Why has the society changed into this very rigid form? What has happened to the world?
For me this lack of background made it difficult to understand and accept Tris'and the other initiates change and behaviour.
Non the less it's a good read. Love, hate, good, evil, morality.
I do hope to find some answers in the next book. I would have given it one more star if I've gotten some more answers from the start.
The story ends with the beginning...
Enjoyed listening to this daily. The narrator portrayed the characters and the told the story. I'm looking forward to insergant
Divergent is an original, clever story. Great characters and performed brilliantly by Emma Galvin.
My favourite character is Four. An intriguing individual with a great backstory.
Emma Galvin does a great job reading this. She gives a very believable performance and is very easy to listen to.
When Tris learns more about her mother's past and the dramatic climax ( no spoilers!).
"Stand aside here comes the DIVERGENT"
I have listened to better but listened to much much worse ... the fact taht the narrator is in a constant state of fear allertness terror means that you do not get a rest from this frantic drama. But She does a good job of making your heat thud.
The Hunger games is the same type of book and this is a compliment. Tris is not the same she is harder and less confident than Catness however the story is edgier in my opinion.
When Tris was saved from the other transfers by 4.
"Quite an enjoyable listen"

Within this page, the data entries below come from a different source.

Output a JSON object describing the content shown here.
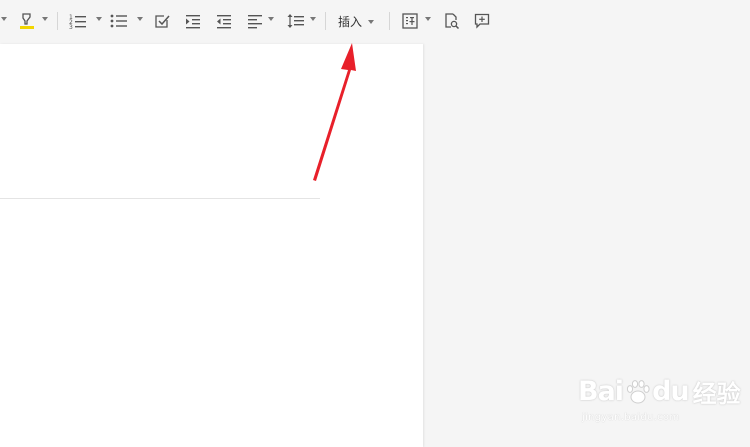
{
  "toolbar": {
    "insert_label": "插入",
    "icons": [
      "caret-down-icon",
      "highlight-marker-icon",
      "numbered-list-icon",
      "bulleted-list-icon",
      "checklist-icon",
      "increase-indent-icon",
      "decrease-indent-icon",
      "align-left-icon",
      "line-spacing-icon",
      "translate-icon",
      "find-document-icon",
      "add-comment-icon"
    ]
  },
  "colors": {
    "background": "#f5f5f5",
    "page": "#ffffff",
    "highlight_bar": "#f2d600",
    "arrow": "#e8202a"
  },
  "watermark": {
    "brand": "Bai",
    "brand_tail": "du",
    "brand_cn": "经验",
    "url": "jingyan.baidu.com"
  }
}
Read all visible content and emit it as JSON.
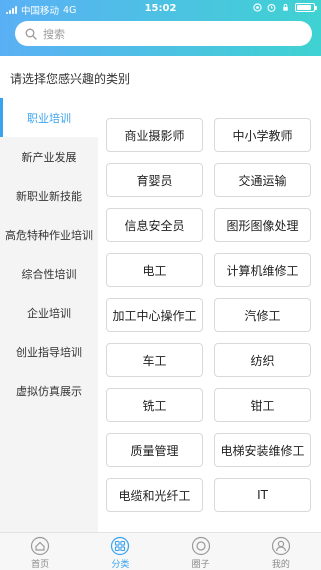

I was looking forward to reading this, the initial blurb seemed good, but at the end I felt a little disappointed. There are lots of unanswered questions, but I know there are two sequels to come which I assume will tie up these questions. However, the lack of any information about the history of Chicago, and how this society came to be this way, means that questions are continually popping into my head - for example, who are Dauntless protecting their society against?
Overall a good story, and reasonably well performed - Emma Galvin has a pleasing voice, though at times it was difficult to distinguish which of the characters were speaking initially. The characters were whole and rounded, Tris was brave and curious, Four moody and deep, and all the requisite baddies were in force.
What is a little disappointing though is for the continual presence of strong similarities between this and books such as The Hunger Games and The Host. Maybe most stories set in a dystopian future will have similar themes, that echo over and over again, but I would have appreciated some original twists to distinguish one from another.
"A great new writer to the fantasy pantheon"
I welcome her to the list of fantasy and science fiction writer that I really like. Robin Hobb, Orson Scott Card, George R.R. Martin and Diana Wynne Jones to name a few. The story is told in first person and we are given the perception of the protaganist to the strange surreal environment she finds herself in. We are all brought up in the belief systems of our families and Tris is no exception to this. The five faction construct is obviously just that, a strange construct. I was worried that this would be another Hunger Games pseudo reality story, but I was very pleased it did not turn out like this. The world is very like a computer game with real players and not avatars. I look forward to Veronica Roth honing her craft and producing more wonderful stories in the future.
"Excellent story, but average performance"
The story is imaginative and enthralling. A bit too much Mills and Boon at times but overall very good. Performance is not the best, difficult to distinguish between the different characters.
Report Inappropriate Content